small changes in the refractive index. We report that the resonant optical cavities of PSi structures can be used to
enhance the detection of labeled fluorescent biomolecules. Various PSi configurations were tested in order to compare
the optical response of the PSi devices to the capture of organic molecules. Morphological and topographical analyses
were performed on PSiMc using Atomic Force (AFM) and Scanning Electron (SEM) microscopies. The heterogeneity in
pores lengths resulting from etching process assures a better penetration of larger molecules into the pores and sensor
sensitivity depends on the pore size. Molecular detection is monitored by the successive red shifts in the reflectance

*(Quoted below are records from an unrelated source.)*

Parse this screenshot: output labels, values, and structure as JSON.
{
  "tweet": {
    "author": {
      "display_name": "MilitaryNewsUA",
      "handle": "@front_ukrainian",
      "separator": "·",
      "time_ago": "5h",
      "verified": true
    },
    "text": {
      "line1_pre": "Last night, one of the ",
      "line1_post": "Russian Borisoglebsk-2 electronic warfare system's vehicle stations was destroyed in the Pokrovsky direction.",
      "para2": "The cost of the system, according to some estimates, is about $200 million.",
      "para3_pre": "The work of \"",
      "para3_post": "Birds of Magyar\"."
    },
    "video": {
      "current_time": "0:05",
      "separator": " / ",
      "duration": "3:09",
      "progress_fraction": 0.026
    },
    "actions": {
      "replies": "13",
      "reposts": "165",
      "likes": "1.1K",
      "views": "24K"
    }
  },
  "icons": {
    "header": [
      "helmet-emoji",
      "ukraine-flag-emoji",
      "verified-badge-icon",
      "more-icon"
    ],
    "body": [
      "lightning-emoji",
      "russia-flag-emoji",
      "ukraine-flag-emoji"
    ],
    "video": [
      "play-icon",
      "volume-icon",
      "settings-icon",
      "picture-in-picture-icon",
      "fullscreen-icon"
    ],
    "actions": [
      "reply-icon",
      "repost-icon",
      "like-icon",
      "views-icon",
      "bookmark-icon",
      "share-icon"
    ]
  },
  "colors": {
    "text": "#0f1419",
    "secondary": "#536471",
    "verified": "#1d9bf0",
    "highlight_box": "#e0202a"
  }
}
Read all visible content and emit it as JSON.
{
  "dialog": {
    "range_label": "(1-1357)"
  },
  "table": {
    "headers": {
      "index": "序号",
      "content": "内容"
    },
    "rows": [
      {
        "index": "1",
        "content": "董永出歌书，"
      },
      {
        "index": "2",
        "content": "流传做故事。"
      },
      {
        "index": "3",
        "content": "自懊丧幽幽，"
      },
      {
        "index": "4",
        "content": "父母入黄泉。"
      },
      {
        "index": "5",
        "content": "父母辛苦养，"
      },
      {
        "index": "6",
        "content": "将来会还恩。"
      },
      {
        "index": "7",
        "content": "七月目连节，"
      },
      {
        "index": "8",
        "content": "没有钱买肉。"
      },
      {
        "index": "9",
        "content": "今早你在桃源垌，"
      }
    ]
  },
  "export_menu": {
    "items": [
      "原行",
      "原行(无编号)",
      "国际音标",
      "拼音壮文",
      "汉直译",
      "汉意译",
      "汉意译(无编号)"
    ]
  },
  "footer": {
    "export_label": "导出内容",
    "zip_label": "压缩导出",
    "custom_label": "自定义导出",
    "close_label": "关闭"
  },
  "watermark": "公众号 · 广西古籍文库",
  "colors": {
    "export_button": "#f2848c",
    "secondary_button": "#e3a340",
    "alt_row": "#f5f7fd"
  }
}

spectra after the stabilization of PSiMc with
3-aminopropyltriethoxysilane (APTES). The glucose oxidase was cross linked into the PSiMc structures following a silane-glutaraldehyde (GTA) chemistry.
Porous silicon (PSi) nanostructures have remarkable optical properties that can be used for biosensing applications. In
this paper we report first on the fabrication of heavily doped p-type PSi with pore diameters in the range of 400-4000
nm. The nonspecific and specific binding of the Glucose Oxidase protein (GOX) was then studied onto the PSi mirrorlike
substrate. Adsorption of GOX was tuned by the pH of the protein solution (pI = 4.2) depending of the surface
charge. PSi matrixes were first stabilized by thermal oxidation and GOX adsorption was performed once directly on the
oxidized PSi surface, and also on previously functionalized PSi surfaces. In the latter case the GOX was coupled to the
PSi via the S-H group of the 3-(mercaptopropyl)trimethoxysilane (MPTS). The silane-GOX and GOX interactions on
the PSi surface were monitored by the Fourier Transformed Infrared spectra that display characteristic bands of the
linked molecules. The interference spectrum shows a large blue shift in the Fabry-Perot interference pattern caused by
the change in the refractive index of the medium implying a decrease in the effective optical thickness. Quantitative
analysis shows that chemically modified PSi samples admit approximately 24% of GOX. Activity assay proved that the
protein preserves its catalyst properties under these adsorption conditions.